**What you are asked to do**. Restate, word for word, each record that follows.

(Dataset rows describing interfaces)
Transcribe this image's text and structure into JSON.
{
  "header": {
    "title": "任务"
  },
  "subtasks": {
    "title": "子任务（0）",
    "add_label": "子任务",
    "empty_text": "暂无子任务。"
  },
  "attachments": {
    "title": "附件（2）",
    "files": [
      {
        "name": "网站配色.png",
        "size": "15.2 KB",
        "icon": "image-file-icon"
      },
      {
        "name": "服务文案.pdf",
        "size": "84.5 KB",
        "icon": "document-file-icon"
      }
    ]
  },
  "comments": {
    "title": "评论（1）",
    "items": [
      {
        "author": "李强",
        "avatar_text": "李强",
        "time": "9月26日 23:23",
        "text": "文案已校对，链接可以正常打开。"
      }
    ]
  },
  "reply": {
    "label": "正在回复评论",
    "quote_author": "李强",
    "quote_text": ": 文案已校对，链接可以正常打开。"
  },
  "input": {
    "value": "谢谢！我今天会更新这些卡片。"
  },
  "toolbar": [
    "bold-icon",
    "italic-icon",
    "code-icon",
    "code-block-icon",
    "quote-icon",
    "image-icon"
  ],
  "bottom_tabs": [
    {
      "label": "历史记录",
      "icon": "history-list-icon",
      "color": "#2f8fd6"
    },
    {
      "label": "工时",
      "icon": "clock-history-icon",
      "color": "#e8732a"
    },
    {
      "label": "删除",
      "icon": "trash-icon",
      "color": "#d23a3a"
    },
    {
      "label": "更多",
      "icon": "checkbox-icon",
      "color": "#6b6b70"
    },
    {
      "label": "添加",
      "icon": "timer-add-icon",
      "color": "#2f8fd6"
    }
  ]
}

**Output**.
Transcribe this image's text and structure into JSON.
{
  "header": {
    "title": "任务"
  },
  "subtasks": {
    "title": "子任务（0）",
    "add_label": "子任务",
    "empty_text": "暂无子任务。"
  },
  "attachments": {
    "title": "附件（2）",
    "files": [
      {
        "name": "网站配色.png",
        "size": "15.2 KB",
        "icon": "image-file-icon"
      },
      {
        "name": "服务文案.pdf",
        "size": "84.5 KB",
        "icon": "document-file-icon"
      }
    ]
  },
  "comments": {
    "title": "评论（1）",
    "items": [
      {
        "author": "李强",
        "avatar_text": "李强",
        "time": "9月26日 23:23",
        "text": "文案已校对，链接可以正常打开。"
      }
    ]
  },
  "reply": {
    "label": "正在回复评论",
    "quote_author": "李强",
    "quote_text": ": 文案已校对，链接可以正常打开。"
  },
  "input": {
    "value": "谢谢！我今天会更新这些卡片。"
  },
  "toolbar": [
    "bold-icon",
    "italic-icon",
    "code-icon",
    "code-block-icon",
    "quote-icon",
    "image-icon"
  ],
  "bottom_tabs": [
    {
      "label": "历史记录",
      "icon": "history-list-icon",
      "color": "#2f8fd6"
    },
    {
      "label": "工时",
      "icon": "clock-history-icon",
      "color": "#e8732a"
    },
    {
      "label": "删除",
      "icon": "trash-icon",
      "color": "#d23a3a"
    },
    {
      "label": "更多",
      "icon": "checkbox-icon",
      "color": "#6b6b70"
    },
    {
      "label": "添加",
      "icon": "timer-add-icon",
      "color": "#2f8fd6"
    }
  ]
}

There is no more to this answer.